── Study material

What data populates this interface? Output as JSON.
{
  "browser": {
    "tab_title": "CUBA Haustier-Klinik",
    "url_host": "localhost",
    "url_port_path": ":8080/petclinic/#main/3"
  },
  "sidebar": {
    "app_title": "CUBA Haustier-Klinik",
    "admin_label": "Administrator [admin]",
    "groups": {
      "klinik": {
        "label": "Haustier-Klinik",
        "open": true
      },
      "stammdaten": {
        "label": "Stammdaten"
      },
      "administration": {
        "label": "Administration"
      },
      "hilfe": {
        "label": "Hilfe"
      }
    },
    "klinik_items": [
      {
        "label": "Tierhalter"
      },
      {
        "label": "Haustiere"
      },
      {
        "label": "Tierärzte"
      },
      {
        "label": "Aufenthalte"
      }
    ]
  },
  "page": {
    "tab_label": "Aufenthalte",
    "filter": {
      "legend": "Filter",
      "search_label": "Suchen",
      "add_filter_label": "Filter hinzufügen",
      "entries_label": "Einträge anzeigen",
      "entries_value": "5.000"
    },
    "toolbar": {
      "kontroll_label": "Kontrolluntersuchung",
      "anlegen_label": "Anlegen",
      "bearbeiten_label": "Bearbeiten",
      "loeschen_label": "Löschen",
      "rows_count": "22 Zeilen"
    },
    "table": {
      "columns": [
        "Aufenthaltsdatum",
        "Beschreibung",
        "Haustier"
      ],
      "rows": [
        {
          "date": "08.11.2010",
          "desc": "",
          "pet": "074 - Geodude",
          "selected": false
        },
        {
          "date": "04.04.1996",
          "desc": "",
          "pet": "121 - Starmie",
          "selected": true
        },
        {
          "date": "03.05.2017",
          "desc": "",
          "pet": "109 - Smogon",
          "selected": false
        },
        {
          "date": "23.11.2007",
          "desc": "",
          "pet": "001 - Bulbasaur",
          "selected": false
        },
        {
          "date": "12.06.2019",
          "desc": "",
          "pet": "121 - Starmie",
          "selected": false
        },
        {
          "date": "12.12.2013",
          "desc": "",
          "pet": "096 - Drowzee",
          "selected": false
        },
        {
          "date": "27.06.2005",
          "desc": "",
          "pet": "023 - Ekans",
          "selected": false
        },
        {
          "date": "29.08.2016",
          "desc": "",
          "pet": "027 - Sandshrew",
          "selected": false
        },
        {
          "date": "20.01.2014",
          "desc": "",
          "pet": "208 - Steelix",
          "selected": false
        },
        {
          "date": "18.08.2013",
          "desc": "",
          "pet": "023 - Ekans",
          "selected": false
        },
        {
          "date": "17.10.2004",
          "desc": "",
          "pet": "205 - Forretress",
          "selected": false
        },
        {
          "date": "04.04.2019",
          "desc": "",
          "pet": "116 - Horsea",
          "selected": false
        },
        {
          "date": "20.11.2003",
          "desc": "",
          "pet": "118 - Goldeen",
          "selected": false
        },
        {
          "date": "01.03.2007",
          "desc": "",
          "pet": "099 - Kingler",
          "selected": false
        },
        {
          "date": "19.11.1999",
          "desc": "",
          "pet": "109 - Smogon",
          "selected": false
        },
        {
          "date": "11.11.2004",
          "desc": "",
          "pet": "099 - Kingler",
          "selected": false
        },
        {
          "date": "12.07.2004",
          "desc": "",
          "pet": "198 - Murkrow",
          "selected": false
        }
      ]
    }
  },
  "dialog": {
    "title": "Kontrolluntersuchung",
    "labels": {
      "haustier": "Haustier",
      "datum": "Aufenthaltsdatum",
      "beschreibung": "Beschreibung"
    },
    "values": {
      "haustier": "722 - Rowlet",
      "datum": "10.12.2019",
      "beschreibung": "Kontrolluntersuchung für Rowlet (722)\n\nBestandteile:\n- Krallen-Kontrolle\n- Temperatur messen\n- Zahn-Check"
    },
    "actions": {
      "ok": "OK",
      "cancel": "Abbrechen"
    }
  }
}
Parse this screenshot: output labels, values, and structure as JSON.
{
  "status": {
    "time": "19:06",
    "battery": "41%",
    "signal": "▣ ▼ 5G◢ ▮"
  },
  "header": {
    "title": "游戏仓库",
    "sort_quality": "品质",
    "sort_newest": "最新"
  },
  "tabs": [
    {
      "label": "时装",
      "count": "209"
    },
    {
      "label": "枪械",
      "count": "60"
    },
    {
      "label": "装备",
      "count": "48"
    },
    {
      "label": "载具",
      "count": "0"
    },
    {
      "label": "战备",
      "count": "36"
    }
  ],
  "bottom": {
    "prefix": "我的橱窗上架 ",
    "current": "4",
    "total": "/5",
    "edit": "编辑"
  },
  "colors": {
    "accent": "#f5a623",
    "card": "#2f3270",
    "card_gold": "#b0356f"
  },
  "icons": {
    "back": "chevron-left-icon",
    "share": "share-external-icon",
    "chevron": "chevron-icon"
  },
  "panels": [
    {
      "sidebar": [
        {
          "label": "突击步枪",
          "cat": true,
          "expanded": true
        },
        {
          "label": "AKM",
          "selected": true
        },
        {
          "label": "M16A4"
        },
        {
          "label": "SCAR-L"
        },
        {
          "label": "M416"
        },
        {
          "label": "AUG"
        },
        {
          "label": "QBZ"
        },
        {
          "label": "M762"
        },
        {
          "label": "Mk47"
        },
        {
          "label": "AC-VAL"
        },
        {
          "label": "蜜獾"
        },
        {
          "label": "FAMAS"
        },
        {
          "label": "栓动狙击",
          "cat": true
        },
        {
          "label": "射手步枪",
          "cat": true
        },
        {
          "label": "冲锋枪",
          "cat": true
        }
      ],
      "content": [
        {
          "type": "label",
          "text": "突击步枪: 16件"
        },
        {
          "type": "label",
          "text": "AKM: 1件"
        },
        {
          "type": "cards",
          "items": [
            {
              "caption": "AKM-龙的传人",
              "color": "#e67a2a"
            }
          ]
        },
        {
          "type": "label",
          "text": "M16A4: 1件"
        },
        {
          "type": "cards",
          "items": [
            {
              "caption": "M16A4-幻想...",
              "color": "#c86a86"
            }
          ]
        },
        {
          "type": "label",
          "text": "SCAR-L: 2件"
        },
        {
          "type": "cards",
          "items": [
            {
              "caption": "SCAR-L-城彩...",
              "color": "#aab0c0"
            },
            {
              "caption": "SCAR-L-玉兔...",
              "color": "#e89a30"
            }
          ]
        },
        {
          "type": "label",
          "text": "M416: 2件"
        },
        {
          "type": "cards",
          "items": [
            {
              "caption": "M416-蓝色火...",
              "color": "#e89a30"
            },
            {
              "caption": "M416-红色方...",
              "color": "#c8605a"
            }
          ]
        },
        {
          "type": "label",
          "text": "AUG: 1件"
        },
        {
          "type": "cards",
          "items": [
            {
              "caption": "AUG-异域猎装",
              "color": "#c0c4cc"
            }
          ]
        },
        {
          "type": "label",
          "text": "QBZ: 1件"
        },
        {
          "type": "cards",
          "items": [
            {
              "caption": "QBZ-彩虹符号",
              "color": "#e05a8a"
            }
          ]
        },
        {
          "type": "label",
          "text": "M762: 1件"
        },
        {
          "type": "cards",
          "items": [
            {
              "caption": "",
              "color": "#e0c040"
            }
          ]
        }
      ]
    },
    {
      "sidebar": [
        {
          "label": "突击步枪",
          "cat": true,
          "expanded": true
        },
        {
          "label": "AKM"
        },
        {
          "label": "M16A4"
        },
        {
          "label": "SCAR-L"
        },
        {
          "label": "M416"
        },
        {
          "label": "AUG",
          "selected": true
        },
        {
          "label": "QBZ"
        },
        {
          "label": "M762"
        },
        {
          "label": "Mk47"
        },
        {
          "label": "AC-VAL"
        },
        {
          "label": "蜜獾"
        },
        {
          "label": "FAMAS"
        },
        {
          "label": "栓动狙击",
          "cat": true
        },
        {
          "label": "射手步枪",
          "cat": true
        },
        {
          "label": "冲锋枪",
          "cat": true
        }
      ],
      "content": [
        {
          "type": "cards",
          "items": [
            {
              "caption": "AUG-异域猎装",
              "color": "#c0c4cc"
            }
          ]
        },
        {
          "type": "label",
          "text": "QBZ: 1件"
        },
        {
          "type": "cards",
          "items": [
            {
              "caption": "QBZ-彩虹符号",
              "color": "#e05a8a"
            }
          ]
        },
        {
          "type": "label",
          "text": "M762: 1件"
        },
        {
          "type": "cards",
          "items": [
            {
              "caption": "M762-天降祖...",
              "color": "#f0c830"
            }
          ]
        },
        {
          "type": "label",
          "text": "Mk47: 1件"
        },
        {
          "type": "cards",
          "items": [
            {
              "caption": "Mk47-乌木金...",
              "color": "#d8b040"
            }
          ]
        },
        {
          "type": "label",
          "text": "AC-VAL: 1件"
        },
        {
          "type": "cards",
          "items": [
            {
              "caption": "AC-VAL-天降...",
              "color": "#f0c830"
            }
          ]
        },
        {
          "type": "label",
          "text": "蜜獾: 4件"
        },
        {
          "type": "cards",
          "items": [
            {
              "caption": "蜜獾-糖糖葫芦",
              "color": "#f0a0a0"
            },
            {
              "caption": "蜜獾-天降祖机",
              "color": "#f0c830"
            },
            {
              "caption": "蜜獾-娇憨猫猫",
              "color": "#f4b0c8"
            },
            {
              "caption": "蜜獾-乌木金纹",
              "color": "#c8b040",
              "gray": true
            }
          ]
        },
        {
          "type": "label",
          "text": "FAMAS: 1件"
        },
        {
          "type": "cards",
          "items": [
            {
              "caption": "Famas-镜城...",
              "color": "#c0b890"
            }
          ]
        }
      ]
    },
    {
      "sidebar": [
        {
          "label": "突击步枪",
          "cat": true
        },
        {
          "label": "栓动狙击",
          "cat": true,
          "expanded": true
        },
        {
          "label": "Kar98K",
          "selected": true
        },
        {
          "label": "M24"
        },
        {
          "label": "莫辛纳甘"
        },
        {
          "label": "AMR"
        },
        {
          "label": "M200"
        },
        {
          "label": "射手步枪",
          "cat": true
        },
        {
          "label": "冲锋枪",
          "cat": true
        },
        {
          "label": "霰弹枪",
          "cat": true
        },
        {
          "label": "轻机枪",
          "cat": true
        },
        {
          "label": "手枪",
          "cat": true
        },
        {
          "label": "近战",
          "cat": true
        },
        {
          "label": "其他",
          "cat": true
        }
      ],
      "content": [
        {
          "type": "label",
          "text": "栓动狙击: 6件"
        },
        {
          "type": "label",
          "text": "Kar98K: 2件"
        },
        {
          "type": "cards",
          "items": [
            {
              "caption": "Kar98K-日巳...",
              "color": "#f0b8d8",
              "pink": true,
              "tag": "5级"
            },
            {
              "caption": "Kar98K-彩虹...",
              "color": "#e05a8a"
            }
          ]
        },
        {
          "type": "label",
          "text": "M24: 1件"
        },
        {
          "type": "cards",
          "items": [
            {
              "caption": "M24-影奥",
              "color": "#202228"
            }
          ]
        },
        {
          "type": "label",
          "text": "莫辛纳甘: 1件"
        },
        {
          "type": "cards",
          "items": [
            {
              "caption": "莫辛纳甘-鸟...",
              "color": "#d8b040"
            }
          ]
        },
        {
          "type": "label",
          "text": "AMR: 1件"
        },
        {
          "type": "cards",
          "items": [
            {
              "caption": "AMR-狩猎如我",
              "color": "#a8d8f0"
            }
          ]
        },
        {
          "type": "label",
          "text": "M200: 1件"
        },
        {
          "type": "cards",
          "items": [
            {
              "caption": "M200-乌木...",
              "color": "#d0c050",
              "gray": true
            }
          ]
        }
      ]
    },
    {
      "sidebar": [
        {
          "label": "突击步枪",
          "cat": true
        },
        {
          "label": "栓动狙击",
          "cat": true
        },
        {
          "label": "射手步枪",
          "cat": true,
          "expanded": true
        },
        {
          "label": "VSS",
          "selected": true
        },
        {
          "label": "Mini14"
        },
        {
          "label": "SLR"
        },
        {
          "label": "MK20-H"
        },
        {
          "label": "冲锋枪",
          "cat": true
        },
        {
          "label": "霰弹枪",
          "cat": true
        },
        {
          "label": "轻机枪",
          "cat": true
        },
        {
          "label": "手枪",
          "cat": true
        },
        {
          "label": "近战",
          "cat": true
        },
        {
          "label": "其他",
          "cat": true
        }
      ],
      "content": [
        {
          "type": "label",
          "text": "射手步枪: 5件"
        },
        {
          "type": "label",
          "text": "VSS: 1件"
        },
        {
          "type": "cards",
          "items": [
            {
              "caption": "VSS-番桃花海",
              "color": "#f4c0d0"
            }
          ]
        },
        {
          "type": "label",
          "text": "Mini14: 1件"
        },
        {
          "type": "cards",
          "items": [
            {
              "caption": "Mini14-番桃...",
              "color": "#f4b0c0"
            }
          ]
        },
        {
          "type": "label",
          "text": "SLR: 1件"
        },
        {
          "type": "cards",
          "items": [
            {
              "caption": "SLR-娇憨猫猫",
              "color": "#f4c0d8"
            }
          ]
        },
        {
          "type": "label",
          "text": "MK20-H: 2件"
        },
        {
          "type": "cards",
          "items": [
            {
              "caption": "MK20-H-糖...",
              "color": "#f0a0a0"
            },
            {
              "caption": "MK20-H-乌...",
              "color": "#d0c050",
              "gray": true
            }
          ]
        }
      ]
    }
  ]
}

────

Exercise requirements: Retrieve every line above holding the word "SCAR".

Solved exercise:
          "label": "SCAR-L"
          "text": "SCAR-L: 2件"
              "caption": "SCAR-L-城彩...",
              "caption": "SCAR-L-玉兔...",
          "label": "SCAR-L"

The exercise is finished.